TASK GOAL =>
Search the entries below for "card", and copy each line where it appears.

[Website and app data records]
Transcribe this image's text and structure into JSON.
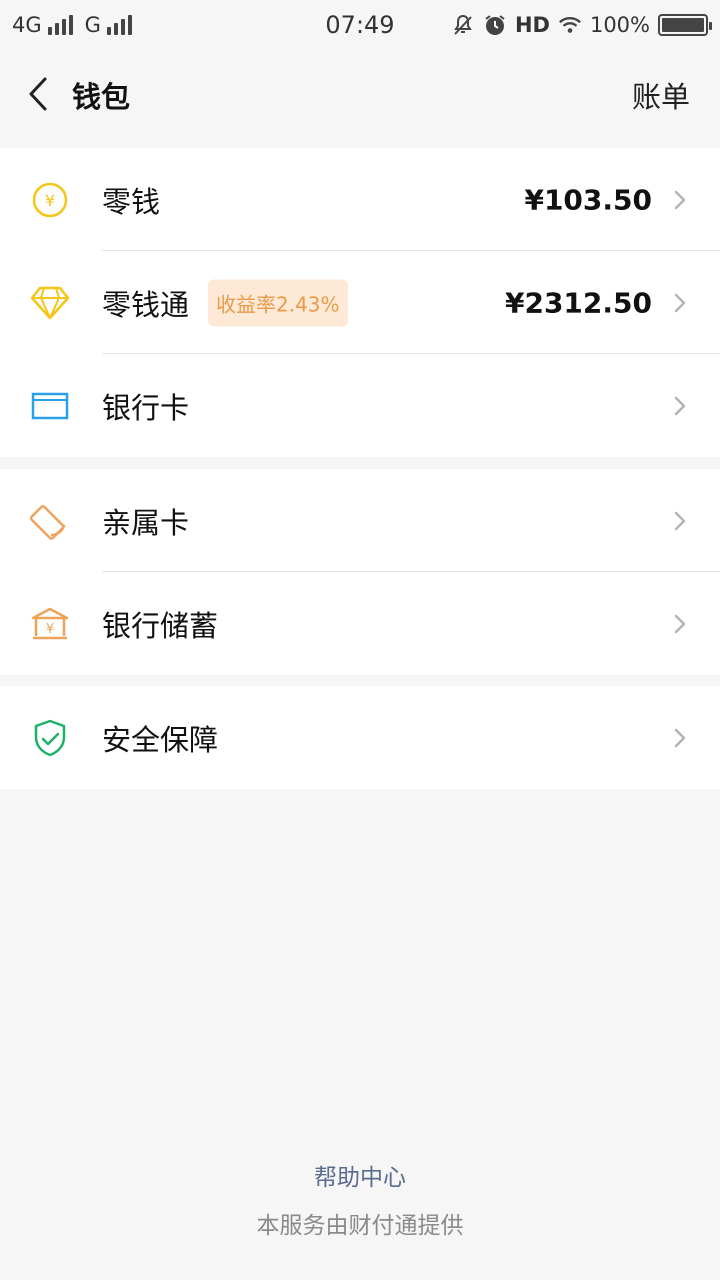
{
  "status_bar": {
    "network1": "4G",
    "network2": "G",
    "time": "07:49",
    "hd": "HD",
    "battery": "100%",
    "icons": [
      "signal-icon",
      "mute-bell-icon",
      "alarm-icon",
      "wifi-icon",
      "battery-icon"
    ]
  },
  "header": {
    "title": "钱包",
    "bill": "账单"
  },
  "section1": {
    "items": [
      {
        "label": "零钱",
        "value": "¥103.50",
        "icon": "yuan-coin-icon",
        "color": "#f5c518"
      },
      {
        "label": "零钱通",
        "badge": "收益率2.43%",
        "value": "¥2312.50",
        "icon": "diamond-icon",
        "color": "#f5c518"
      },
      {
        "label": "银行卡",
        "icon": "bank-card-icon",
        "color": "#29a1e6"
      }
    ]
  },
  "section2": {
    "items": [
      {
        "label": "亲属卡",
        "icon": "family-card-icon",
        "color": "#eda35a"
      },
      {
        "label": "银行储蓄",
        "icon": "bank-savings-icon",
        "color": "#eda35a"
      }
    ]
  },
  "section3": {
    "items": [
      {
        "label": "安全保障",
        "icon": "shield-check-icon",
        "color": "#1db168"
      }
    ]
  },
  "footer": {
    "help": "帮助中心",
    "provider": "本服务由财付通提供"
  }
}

EXPECTED OUTPUT =>
        "icon": "bank-card-icon",
        "icon": "family-card-icon",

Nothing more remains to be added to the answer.